JPMorgan Remains a Strong Buy
For this reason (among others) I never believed JPMorgan Chase
The results of this quarter notwithstanding, JPMorgan still has a strong business in investment banking, mortgages and retail banking. If the bank can continue to produce solid return on equity in the low-to-mid single-digits coupled with a discount rate of 9.5%, fair value on the stock can reach $55. Plus, given the potential for share buybacks over the next several quarters, along with an improving balance sheet, investors can still get a 20% premium just by being patient.
I won't disagree that the now-infamous London Whale trade has knocked some shine off JPMorgan's armor. But in these situations Wall Street has always had a very short memory as long as companies apologize with higher revenue and profits. With the stock up 27% for the year to date and trading at around $55 per share, it's safe to say that all is forgiven.
With the bank now producing fee income growth of more than 30%, there's no question that when compared to Bank of America

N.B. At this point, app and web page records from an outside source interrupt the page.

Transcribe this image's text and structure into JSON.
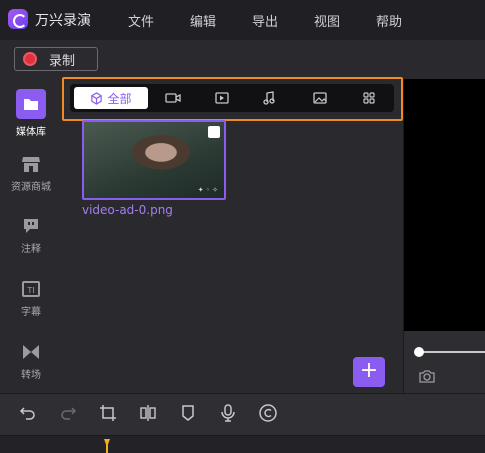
{
  "app": {
    "name": "万兴录演"
  },
  "menu": [
    "文件",
    "编辑",
    "导出",
    "视图",
    "帮助"
  ],
  "record": {
    "label": "录制"
  },
  "sidebar": {
    "items": [
      {
        "label": "媒体库",
        "icon": "folder-icon",
        "active": true
      },
      {
        "label": "资源商城",
        "icon": "store-icon",
        "active": false
      },
      {
        "label": "注释",
        "icon": "annotation-icon",
        "active": false
      },
      {
        "label": "字幕",
        "icon": "caption-icon",
        "active": false
      },
      {
        "label": "转场",
        "icon": "transition-icon",
        "active": false
      }
    ]
  },
  "filter": {
    "tabs": [
      {
        "label": "全部",
        "icon": "cube-icon",
        "active": true
      },
      {
        "label": "",
        "icon": "video-camera-icon",
        "active": false
      },
      {
        "label": "",
        "icon": "play-icon",
        "active": false
      },
      {
        "label": "",
        "icon": "music-note-icon",
        "active": false
      },
      {
        "label": "",
        "icon": "image-icon",
        "active": false
      },
      {
        "label": "",
        "icon": "grid-icon",
        "active": false
      }
    ]
  },
  "media": [
    {
      "filename": "video-ad-0.png",
      "type": "image"
    }
  ],
  "colors": {
    "accent": "#8a5cf0",
    "highlight_frame": "#f08a24",
    "record": "#e2303c",
    "playhead": "#f0b020"
  },
  "toolbar": {
    "tools": [
      "undo-icon",
      "redo-icon",
      "crop-icon",
      "split-icon",
      "marker-icon",
      "microphone-icon",
      "copyright-icon"
    ]
  }
}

What's more, there are very few banks that can match JPMorgan's performance in terms of profitability and credit quality. I'm not suggesting the bank has fully recovered from recent operational deficits. But the recent 13% revenue growth and the better-than-expected performance from its trading business suggest that some of the bigger problems are now in the rear-view mirror.
What's more, I don't believe it makes sense to continue discounting JPMorgan's improvements in investment banking. Here again, while there still remains the risks from that side of the business, I can still appreciate that the bank is nonetheless making progress in other areas while it core business fully recovers.
The fact that overall lending has been weak across the entire sector is where JPMorgan's well-diversified operation becomes an asset. Other businesses are picking up the slack while loan growth slowly improves. In that regard, let's not pretend poor loan growth is just a JPMorgan-specific issue. That's not the case at all. Sluggish loan growth has also impacted upon other well-managed banks such as Wells Fargo